A Table For Dick and Sherry
A while ago, our neighbor Dick from across the street dropped in to ask me if I could build them a table. I had walked outside to greet him and, after his question, invited him inside our home so he could judge for himself whether or not I was the right man for the job. He decided I could handle the commission and began to describe what he wanted. “It looks like a fan with three sections,” he said. Eventually he produced an article with picture from an old issue of Garden and Gun. The picture was taken from a second story balcony looking down at the table as part of a whole court yard scene. He told me more than once how taken he was with this table ever since he saw it.
Dick invited Chris and I over to see where he and Sherry, his wife, would like to place this table. They had just finished building a 7 thousand SF log cabin and sought to put the table on one of the side porches; a porch that is not enclosed, not screened, not heated nor air-conditioned. That means the table will be exposed to the variances of weather (mainly humid to dry), insects and ultraviolet exposure. This is, of course, a very different set of parameters to work with than a table that remains inside. So we took measurements and determined the size of the table based on the size of the porch.
I drew a table top based on theses dimensions and with the requisite “fan” shape. When Dick saw the drawing, I swear there was a tear in his eye. So I had cleared the first hurdle, that of understanding just what the client wants. Next was choosing the right woods.
There are two primary characteristics for wood that will remain in a protected but unconditioned atmosphere. Stability is the first, in that there is very little moisture absorption or evaporation. Insect resistance is the second important consideration. Wooden boat builders have experimented with the world’s woods for centuries to find the best woods to solve the issues of stability and insects.
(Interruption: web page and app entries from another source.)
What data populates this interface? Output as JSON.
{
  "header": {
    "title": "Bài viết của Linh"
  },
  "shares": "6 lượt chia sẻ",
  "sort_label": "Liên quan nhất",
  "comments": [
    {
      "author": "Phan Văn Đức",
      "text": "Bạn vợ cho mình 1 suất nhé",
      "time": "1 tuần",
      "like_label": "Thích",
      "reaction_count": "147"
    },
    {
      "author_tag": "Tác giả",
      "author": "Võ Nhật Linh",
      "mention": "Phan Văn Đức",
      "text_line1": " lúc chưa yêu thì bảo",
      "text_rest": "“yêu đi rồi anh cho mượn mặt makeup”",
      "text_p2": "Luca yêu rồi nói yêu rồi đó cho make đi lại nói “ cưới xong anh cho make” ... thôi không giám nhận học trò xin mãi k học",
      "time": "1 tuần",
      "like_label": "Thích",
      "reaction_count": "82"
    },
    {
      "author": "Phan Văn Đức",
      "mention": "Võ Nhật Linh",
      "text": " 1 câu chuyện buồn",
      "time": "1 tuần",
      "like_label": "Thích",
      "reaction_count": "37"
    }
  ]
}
So my work was considerably eased by relying on this wealth of knowledge to inform my wood choices. The four woods that I settled on also happen to be rot resistant, but that was a minor consideration as there would be only occasional contact with water. The woods I chose are Honduran Mahogany (Swietenia macrophylla), Sapele (Entandrophragma cylindricum), Iroko (Milicia spp.), and for the center support Bubinga (Guibourtia spp.). None of these woods are endangered.
With limited resources locally, I searched for tropical hardwood dealers in the area and found World Timber Corporation about 4 hours north and east. They pulled my order and had it waiting for me when I arrived. They even covered the wood with cardboard to protect it for the four hour drive home in full sun. A few of the 2” thick boards weighted well in excess of 100 lbs.
The next step was making patterns in ¼” plywood. There are 16 pieces to each of the three sections. The four corner dart-ish pieces were all the same so one pattern would serve for all. The three pieces that comprise the sides and ends of each section were slightly different. With the patterns made I could begin to cut out the table top pieces.
To cut the pieces as accurately as possible, I made a jig for my table saw that allowed for precise angle adjustment. Each triangular piece needed to be cut from the center of the board in order to keep the grain of the wood running straight down the middle of each piece.
Gluing triangles together proved to be the next challenge. How does one put equal pressure on adjoining sides of angles? The answer is with another jig. With the two outside edges locked in place, pressure can be placed on the center wedge to create a tight fit.
Wood moves. When the air is dry (winter), wood loses some of its moisture. When the air is humid (summer), wood absorbs some moisture. Woodworkers have to adapt their designs to account for movement. As I mentioned, I chose woods for their stability, but they still move. Just so, I left one joint in each of the three sections without glue. The center circle is not glued either so the tops are free to expand and contract much like a folding hand fan.
The legs have a hint of the equestrian. They are attached to a square steel post made specifically for this table. I would guess the table weighs 300 lbs. based on the grunting of four men who lifted it. I finished the table with 6 coats of marine varnish.
This table was a joy to make. A large part of that joy was the many challenges. The new owners are delighted with it.